NO, I am not trying to "counter" anything -- simply the newest additional information on the current topic.

More additional information: http://www.chicagotribune.com/busine...16-column.html

CTA Gray Line Feb 17, 2016 10:31 PM

"Gray Line" Advocate Mike Payne wants Rapid Service on the Metra Electric Line
 
http://chi.streetsblog.org/2016/02/1...electric-line/

giantSwan Feb 18, 2016 7:01 AM

you could do some other things to make it attractive - similar to hong kong's transit direct to the airport - you could have people check luggage downtown at a station and it's automatically transferred directly to your airplane...that system works well and is cheap and fast

Tom Servo Feb 18, 2016 10:27 AM

Quote:

To me, it seems like a deep tunnel with only three (O'Hare, the Loop, McCormick) stations would be ideal. You could have one station under O'Hare, and design it so that future HSR could use the same tunnel and station if that ever actually happened, one station under the West Loop, and one station at McCormick ready to also connect to future HSR. Design it right and it forms a backbone for the West Loop Transportation Center that's been long planned but never any movement on. I mean, ideally you'd drop people under Lasalle at Clark/Lake or use Block 37 but I don't see anyone actually advocating that anymore so the deep tunnel, three-stop solution seems best. Deep tunnels with only stations at the ends and one in the middle wouldn't be all that expensive compared to "normal" subways.

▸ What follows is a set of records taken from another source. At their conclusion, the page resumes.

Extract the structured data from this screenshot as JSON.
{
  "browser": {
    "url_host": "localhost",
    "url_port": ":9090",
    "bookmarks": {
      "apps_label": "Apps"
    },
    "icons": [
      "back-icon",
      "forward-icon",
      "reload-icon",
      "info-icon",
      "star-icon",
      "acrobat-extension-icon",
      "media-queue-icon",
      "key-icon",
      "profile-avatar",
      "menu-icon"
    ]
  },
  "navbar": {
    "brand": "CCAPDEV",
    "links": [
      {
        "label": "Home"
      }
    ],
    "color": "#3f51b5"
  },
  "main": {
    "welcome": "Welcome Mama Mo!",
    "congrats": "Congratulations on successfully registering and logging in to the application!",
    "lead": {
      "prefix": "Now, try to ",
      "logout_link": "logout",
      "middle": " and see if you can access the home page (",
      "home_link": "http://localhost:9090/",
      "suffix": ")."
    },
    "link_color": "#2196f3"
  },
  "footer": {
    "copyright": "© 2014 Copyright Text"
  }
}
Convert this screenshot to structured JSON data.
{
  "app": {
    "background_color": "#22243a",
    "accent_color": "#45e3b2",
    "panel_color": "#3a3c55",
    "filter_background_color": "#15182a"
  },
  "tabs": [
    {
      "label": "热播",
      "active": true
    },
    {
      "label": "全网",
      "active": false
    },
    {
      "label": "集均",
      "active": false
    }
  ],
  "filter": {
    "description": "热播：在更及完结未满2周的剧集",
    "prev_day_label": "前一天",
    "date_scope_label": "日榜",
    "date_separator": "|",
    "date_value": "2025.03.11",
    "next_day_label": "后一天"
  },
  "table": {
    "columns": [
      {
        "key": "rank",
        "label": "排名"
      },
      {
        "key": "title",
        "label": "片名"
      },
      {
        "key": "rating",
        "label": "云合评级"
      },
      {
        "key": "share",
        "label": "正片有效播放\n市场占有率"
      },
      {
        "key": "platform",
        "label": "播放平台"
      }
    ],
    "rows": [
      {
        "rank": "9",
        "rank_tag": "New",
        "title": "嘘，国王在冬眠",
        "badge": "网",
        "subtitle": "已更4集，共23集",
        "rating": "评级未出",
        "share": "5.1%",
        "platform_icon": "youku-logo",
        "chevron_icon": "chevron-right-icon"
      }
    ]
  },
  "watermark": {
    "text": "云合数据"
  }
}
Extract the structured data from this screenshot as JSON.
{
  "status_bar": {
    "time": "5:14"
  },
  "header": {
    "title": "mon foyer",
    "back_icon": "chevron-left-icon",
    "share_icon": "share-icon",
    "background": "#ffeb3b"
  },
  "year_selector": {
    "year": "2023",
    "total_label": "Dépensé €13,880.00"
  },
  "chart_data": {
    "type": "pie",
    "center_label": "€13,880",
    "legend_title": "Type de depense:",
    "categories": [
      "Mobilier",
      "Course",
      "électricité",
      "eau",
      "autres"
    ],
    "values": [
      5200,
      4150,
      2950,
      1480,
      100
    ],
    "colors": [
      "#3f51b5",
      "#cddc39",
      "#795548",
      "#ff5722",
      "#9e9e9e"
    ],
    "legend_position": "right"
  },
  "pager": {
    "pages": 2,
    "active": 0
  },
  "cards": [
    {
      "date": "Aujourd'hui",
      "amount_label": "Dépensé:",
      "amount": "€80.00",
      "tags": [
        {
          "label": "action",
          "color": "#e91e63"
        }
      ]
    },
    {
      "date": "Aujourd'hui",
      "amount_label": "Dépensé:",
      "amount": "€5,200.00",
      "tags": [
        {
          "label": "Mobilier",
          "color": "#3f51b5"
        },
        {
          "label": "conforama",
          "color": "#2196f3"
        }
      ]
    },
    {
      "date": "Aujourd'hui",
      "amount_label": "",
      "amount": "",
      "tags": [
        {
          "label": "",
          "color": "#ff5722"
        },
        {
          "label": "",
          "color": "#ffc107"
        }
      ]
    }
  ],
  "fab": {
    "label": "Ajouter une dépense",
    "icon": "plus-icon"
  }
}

LOL :haha:

Oh man that's pretty funny :haha: :ack: :lmao:

Are you guys all :koko: or just :fruit:?

$140,000,000,000+

That's how much debt this state is DROWNING in, of which the City of Chicago is solely responsible for more than 60 BILLION.

...I'm reading through these comments and seriously wondering: do you guys have any clue how fucked this state is, or are you all really THAT delusional???

Quote:

Emanuel tries to resurrect O'Hare express train plan
By John Byrne


Mayor Rahm Emanuel is trying to resurrect Chicago's long-elusive plan for an express train from downtown to O'Hare International Airport by hiring an engineering firm to look at possible routes and costs.

It's a preliminary step, and the Emanuel administration isn't sure who would pay for the massive project, which could run into the billions of dollars.
I mean... I know he's a total piece of shit, but is he high!? Jesus. This guy is going to bankrupt us into Detroit. :no:

the urban politician Feb 18, 2016 1:48 PM

Quote:

Originally Posted by Tom Servo (Post 7339947)
LOL :haha:

Oh man that's pretty funny :haha: :ack: :lmao:

Are you guys all :koko: or just :fruit:?

$140,000,000,000+

That's how much debt this state is DROWNING in, of which the City of Chicago is solely responsible for more than 60 BILLION.

...I'm reading through these comments and seriously wondering: do you guys have any clue how fucked this state is, or are you all really THAT delusional???



I mean... I know he's a total piece of shit, but is he high!? Jesus. This guy is going to bankrupt us into Detroit. :no:

^ Hey genius, did you bother to read that they are trying to get it privately funded?

Do you read anything? Stop making a fool of yourself on a near constant basis

Tom Servo Feb 18, 2016 8:28 PM

Quote:

Originally Posted by the urban politician (Post 7340029)
^ Hey genius, did you bother to read that they are trying to get it privately funded?

Do you read anything? Stop making a fool of yourself on a near constant basis

Private funding on a public transit project??? Haha, oh kay! :dunce:


All times are GMT. The time now is 10:19 AM.

Powered by vBulletin® Version 3.8.7
Copyright ©2000 - 2024, vBulletin Solutions, Inc.